* **WHAT YOU WILL DO**
Your answer must be a word-for-word copy of the listing below, minus its pictures.
[SOURCE DATA Boundary: Start]
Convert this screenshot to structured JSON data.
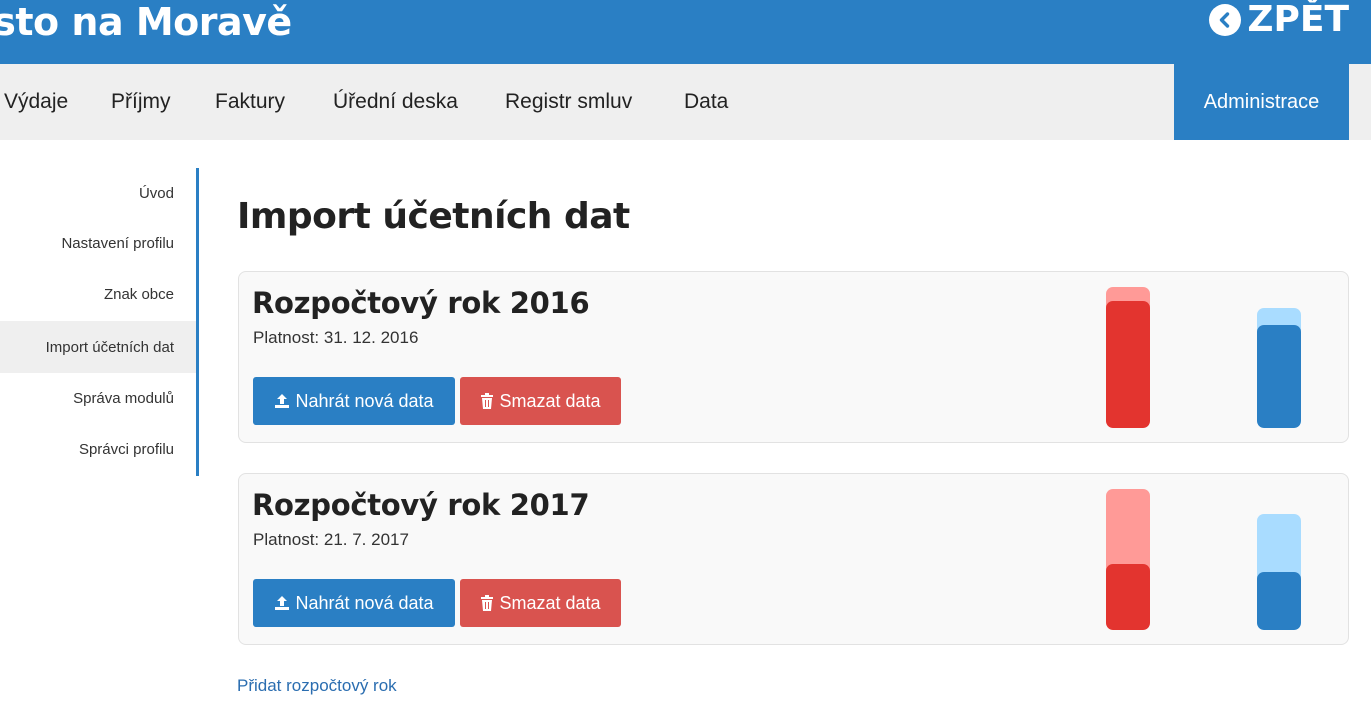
{
  "header": {
    "site_title": "ěsto na Moravě",
    "back_label": "ZPĚT"
  },
  "nav": {
    "items": [
      {
        "label": "Výdaje"
      },
      {
        "label": "Příjmy"
      },
      {
        "label": "Faktury"
      },
      {
        "label": "Úřední deska"
      },
      {
        "label": "Registr smluv"
      },
      {
        "label": "Data"
      }
    ],
    "admin_label": "Administrace"
  },
  "sidebar": {
    "items": [
      {
        "label": "Úvod"
      },
      {
        "label": "Nastavení profilu"
      },
      {
        "label": "Znak obce"
      },
      {
        "label": "Import účetních dat",
        "active": true
      },
      {
        "label": "Správa modulů"
      },
      {
        "label": "Správci profilu"
      }
    ]
  },
  "main": {
    "title": "Import účetních dat",
    "years": [
      {
        "title": "Rozpočtový rok 2016",
        "validity": "Platnost: 31. 12. 2016",
        "upload_label": "Nahrát nová data",
        "delete_label": "Smazat data",
        "expense_fill": 0.9,
        "income_fill": 0.86
      },
      {
        "title": "Rozpočtový rok 2017",
        "validity": "Platnost: 21. 7. 2017",
        "upload_label": "Nahrát nová data",
        "delete_label": "Smazat data",
        "expense_fill": 0.47,
        "income_fill": 0.5
      }
    ],
    "add_year_label": "Přidat rozpočtový rok"
  },
  "colors": {
    "primary": "#2a7fc4",
    "danger": "#d9534f",
    "bar_red": "#e3342f",
    "bar_red_light": "#ff9a97",
    "bar_blue": "#2a7fc4",
    "bar_blue_light": "#a9dcff"
  },
  "icons": {
    "back": "chevron-left-circle-icon",
    "upload": "upload-icon",
    "delete": "trash-icon"
  }
}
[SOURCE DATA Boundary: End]
* **THE ANSWER**
Convert this screenshot to structured JSON data.
{
  "header": {
    "site_title": "ěsto na Moravě",
    "back_label": "ZPĚT"
  },
  "nav": {
    "items": [
      {
        "label": "Výdaje"
      },
      {
        "label": "Příjmy"
      },
      {
        "label": "Faktury"
      },
      {
        "label": "Úřední deska"
      },
      {
        "label": "Registr smluv"
      },
      {
        "label": "Data"
      }
    ],
    "admin_label": "Administrace"
  },
  "sidebar": {
    "items": [
      {
        "label": "Úvod"
      },
      {
        "label": "Nastavení profilu"
      },
      {
        "label": "Znak obce"
      },
      {
        "label": "Import účetních dat",
        "active": true
      },
      {
        "label": "Správa modulů"
      },
      {
        "label": "Správci profilu"
      }
    ]
  },
  "main": {
    "title": "Import účetních dat",
    "years": [
      {
        "title": "Rozpočtový rok 2016",
        "validity": "Platnost: 31. 12. 2016",
        "upload_label": "Nahrát nová data",
        "delete_label": "Smazat data",
        "expense_fill": 0.9,
        "income_fill": 0.86
      },
      {
        "title": "Rozpočtový rok 2017",
        "validity": "Platnost: 21. 7. 2017",
        "upload_label": "Nahrát nová data",
        "delete_label": "Smazat data",
        "expense_fill": 0.47,
        "income_fill": 0.5
      }
    ],
    "add_year_label": "Přidat rozpočtový rok"
  },
  "colors": {
    "primary": "#2a7fc4",
    "danger": "#d9534f",
    "bar_red": "#e3342f",
    "bar_red_light": "#ff9a97",
    "bar_blue": "#2a7fc4",
    "bar_blue_light": "#a9dcff"
  },
  "icons": {
    "back": "chevron-left-circle-icon",
    "upload": "upload-icon",
    "delete": "trash-icon"
  }
}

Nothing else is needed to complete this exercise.